* WHAT NEEDS TO BE DONE: Leaving out the pictures, write the following records exactly as they read.

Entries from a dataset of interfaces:

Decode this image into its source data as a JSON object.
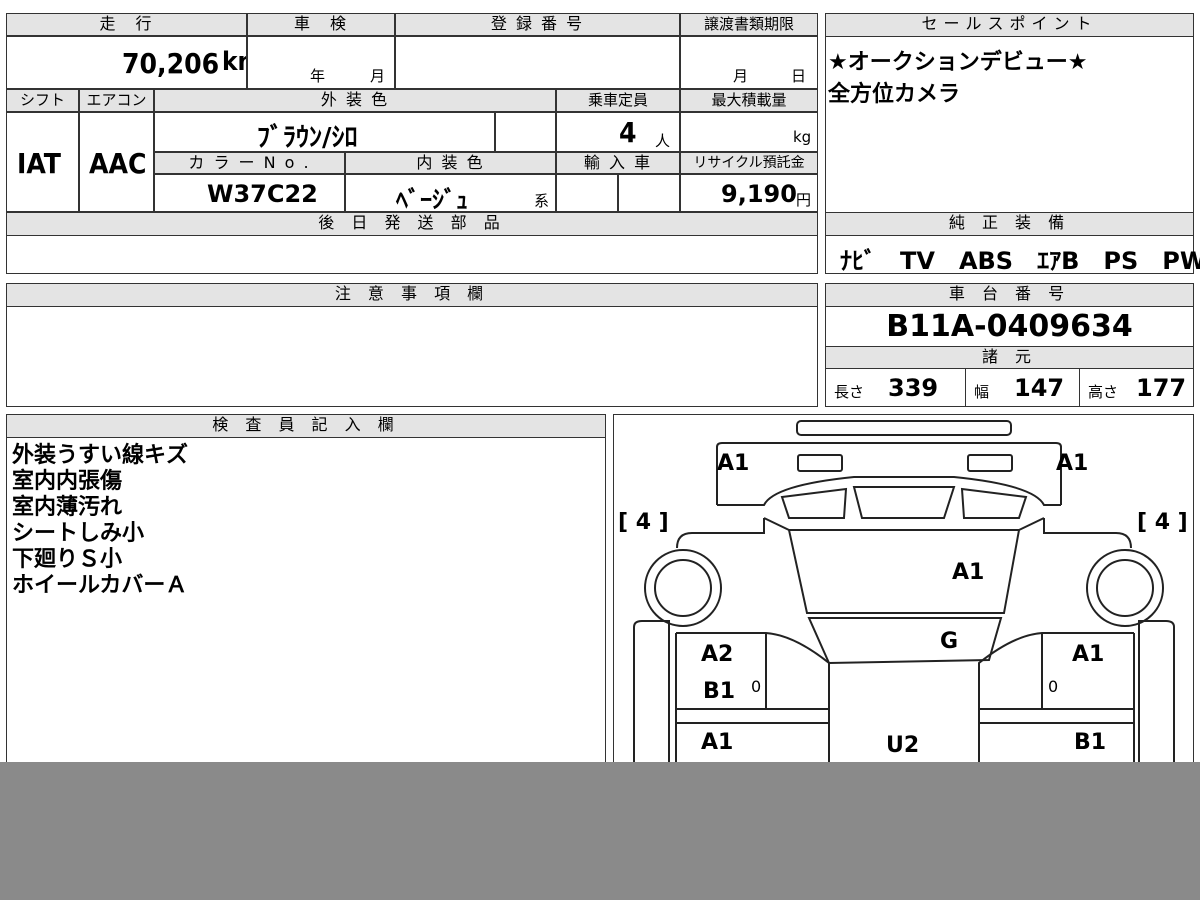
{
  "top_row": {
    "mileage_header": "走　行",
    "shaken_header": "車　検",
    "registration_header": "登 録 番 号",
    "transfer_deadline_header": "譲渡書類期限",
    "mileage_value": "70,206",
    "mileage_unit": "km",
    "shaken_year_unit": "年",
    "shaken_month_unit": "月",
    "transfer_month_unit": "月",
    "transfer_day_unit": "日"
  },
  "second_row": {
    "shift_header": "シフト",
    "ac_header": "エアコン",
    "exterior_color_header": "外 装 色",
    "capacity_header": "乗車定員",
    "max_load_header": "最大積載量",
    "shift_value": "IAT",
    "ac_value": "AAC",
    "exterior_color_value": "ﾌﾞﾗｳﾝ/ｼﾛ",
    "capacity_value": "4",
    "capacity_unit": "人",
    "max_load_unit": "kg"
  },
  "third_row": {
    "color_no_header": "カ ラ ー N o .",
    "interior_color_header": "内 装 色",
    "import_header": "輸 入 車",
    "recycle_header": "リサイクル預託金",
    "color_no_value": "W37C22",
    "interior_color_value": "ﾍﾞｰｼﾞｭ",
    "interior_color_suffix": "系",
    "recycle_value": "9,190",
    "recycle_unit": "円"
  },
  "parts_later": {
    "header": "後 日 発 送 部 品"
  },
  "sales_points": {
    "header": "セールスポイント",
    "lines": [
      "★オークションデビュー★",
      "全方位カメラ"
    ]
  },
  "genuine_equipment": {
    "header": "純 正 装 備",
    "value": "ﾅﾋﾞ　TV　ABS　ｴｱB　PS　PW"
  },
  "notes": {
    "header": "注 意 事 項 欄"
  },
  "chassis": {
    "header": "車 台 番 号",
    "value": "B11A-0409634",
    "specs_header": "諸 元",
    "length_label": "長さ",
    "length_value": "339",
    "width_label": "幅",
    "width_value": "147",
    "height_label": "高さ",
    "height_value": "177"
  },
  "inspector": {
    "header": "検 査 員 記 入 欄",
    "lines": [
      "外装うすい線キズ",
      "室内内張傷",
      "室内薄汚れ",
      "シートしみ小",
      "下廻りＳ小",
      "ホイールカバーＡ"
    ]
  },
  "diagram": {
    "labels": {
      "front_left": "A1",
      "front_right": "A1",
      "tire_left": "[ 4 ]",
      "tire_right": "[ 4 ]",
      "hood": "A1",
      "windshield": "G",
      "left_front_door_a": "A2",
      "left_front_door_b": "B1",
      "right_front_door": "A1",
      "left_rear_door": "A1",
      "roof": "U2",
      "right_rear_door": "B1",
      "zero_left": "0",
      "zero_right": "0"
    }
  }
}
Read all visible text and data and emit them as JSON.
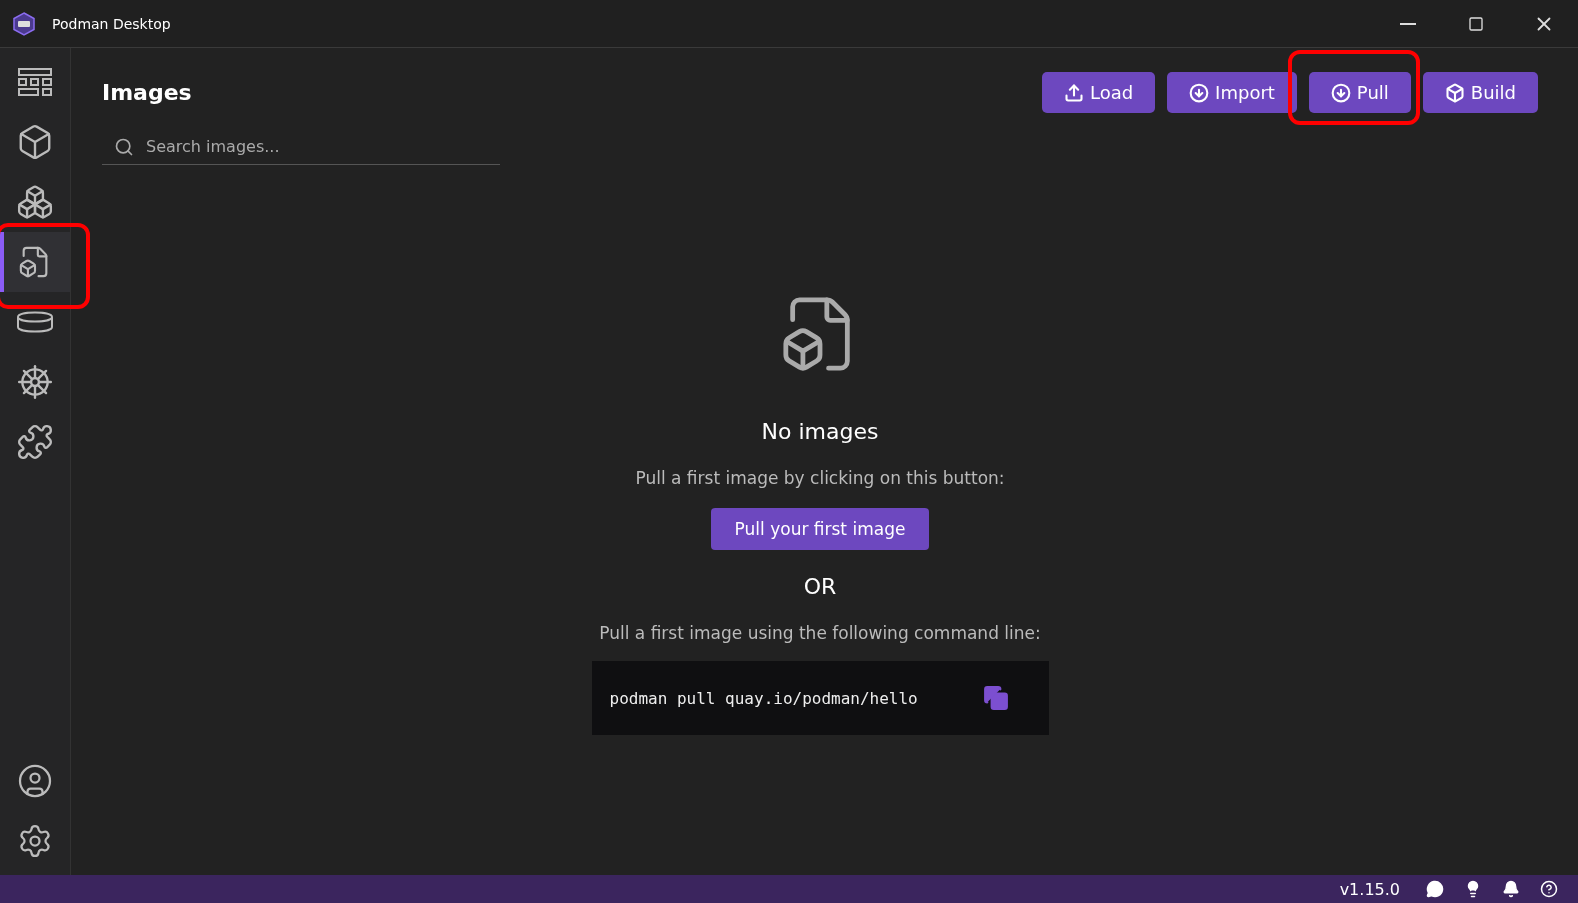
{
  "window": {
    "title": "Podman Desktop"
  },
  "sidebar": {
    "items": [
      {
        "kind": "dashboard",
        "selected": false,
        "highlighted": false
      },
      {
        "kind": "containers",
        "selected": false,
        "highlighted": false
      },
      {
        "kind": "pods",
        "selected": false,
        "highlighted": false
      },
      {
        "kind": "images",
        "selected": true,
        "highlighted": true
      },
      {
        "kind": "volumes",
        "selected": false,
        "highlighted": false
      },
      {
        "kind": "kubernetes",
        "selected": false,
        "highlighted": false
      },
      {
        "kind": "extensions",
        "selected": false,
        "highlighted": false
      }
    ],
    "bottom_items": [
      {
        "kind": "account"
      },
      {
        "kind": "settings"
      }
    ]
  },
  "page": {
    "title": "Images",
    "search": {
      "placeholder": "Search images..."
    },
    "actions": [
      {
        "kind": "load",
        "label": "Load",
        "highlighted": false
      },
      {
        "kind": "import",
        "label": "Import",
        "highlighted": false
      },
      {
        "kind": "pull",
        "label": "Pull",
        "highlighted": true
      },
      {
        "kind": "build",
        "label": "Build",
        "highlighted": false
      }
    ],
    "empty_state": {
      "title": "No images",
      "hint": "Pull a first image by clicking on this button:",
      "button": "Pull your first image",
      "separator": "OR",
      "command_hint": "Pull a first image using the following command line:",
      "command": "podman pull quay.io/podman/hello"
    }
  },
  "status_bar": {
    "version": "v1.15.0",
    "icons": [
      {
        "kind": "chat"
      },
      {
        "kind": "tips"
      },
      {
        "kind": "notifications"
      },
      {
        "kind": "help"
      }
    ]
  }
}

* ANSWER TO THE PROBLEM:
Decode this image into its source data as a JSON object.
{
  "top_row": {
    "mileage_header": "走　行",
    "shaken_header": "車　検",
    "registration_header": "登 録 番 号",
    "transfer_deadline_header": "譲渡書類期限",
    "mileage_value": "70,206",
    "mileage_unit": "km",
    "shaken_year_unit": "年",
    "shaken_month_unit": "月",
    "transfer_month_unit": "月",
    "transfer_day_unit": "日"
  },
  "second_row": {
    "shift_header": "シフト",
    "ac_header": "エアコン",
    "exterior_color_header": "外 装 色",
    "capacity_header": "乗車定員",
    "max_load_header": "最大積載量",
    "shift_value": "IAT",
    "ac_value": "AAC",
    "exterior_color_value": "ﾌﾞﾗｳﾝ/ｼﾛ",
    "capacity_value": "4",
    "capacity_unit": "人",
    "max_load_unit": "kg"
  },
  "third_row": {
    "color_no_header": "カ ラ ー N o .",
    "interior_color_header": "内 装 色",
    "import_header": "輸 入 車",
    "recycle_header": "リサイクル預託金",
    "color_no_value": "W37C22",
    "interior_color_value": "ﾍﾞｰｼﾞｭ",
    "interior_color_suffix": "系",
    "recycle_value": "9,190",
    "recycle_unit": "円"
  },
  "parts_later": {
    "header": "後 日 発 送 部 品"
  },
  "sales_points": {
    "header": "セールスポイント",
    "lines": [
      "★オークションデビュー★",
      "全方位カメラ"
    ]
  },
  "genuine_equipment": {
    "header": "純 正 装 備",
    "value": "ﾅﾋﾞ　TV　ABS　ｴｱB　PS　PW"
  },
  "notes": {
    "header": "注 意 事 項 欄"
  },
  "chassis": {
    "header": "車 台 番 号",
    "value": "B11A-0409634",
    "specs_header": "諸 元",
    "length_label": "長さ",
    "length_value": "339",
    "width_label": "幅",
    "width_value": "147",
    "height_label": "高さ",
    "height_value": "177"
  },
  "inspector": {
    "header": "検 査 員 記 入 欄",
    "lines": [
      "外装うすい線キズ",
      "室内内張傷",
      "室内薄汚れ",
      "シートしみ小",
      "下廻りＳ小",
      "ホイールカバーＡ"
    ]
  },
  "diagram": {
    "labels": {
      "front_left": "A1",
      "front_right": "A1",
      "tire_left": "[ 4 ]",
      "tire_right": "[ 4 ]",
      "hood": "A1",
      "windshield": "G",
      "left_front_door_a": "A2",
      "left_front_door_b": "B1",
      "right_front_door": "A1",
      "left_rear_door": "A1",
      "roof": "U2",
      "right_rear_door": "B1",
      "zero_left": "0",
      "zero_right": "0"
    }
  }
}
Read all visible text and data and emit them as JSON.
{
  "window": {
    "title": "Podman Desktop"
  },
  "sidebar": {
    "items": [
      {
        "kind": "dashboard",
        "selected": false,
        "highlighted": false
      },
      {
        "kind": "containers",
        "selected": false,
        "highlighted": false
      },
      {
        "kind": "pods",
        "selected": false,
        "highlighted": false
      },
      {
        "kind": "images",
        "selected": true,
        "highlighted": true
      },
      {
        "kind": "volumes",
        "selected": false,
        "highlighted": false
      },
      {
        "kind": "kubernetes",
        "selected": false,
        "highlighted": false
      },
      {
        "kind": "extensions",
        "selected": false,
        "highlighted": false
      }
    ],
    "bottom_items": [
      {
        "kind": "account"
      },
      {
        "kind": "settings"
      }
    ]
  },
  "page": {
    "title": "Images",
    "search": {
      "placeholder": "Search images..."
    },
    "actions": [
      {
        "kind": "load",
        "label": "Load",
        "highlighted": false
      },
      {
        "kind": "import",
        "label": "Import",
        "highlighted": false
      },
      {
        "kind": "pull",
        "label": "Pull",
        "highlighted": true
      },
      {
        "kind": "build",
        "label": "Build",
        "highlighted": false
      }
    ],
    "empty_state": {
      "title": "No images",
      "hint": "Pull a first image by clicking on this button:",
      "button": "Pull your first image",
      "separator": "OR",
      "command_hint": "Pull a first image using the following command line:",
      "command": "podman pull quay.io/podman/hello"
    }
  },
  "status_bar": {
    "version": "v1.15.0",
    "icons": [
      {
        "kind": "chat"
      },
      {
        "kind": "tips"
      },
      {
        "kind": "notifications"
      },
      {
        "kind": "help"
      }
    ]
  }
}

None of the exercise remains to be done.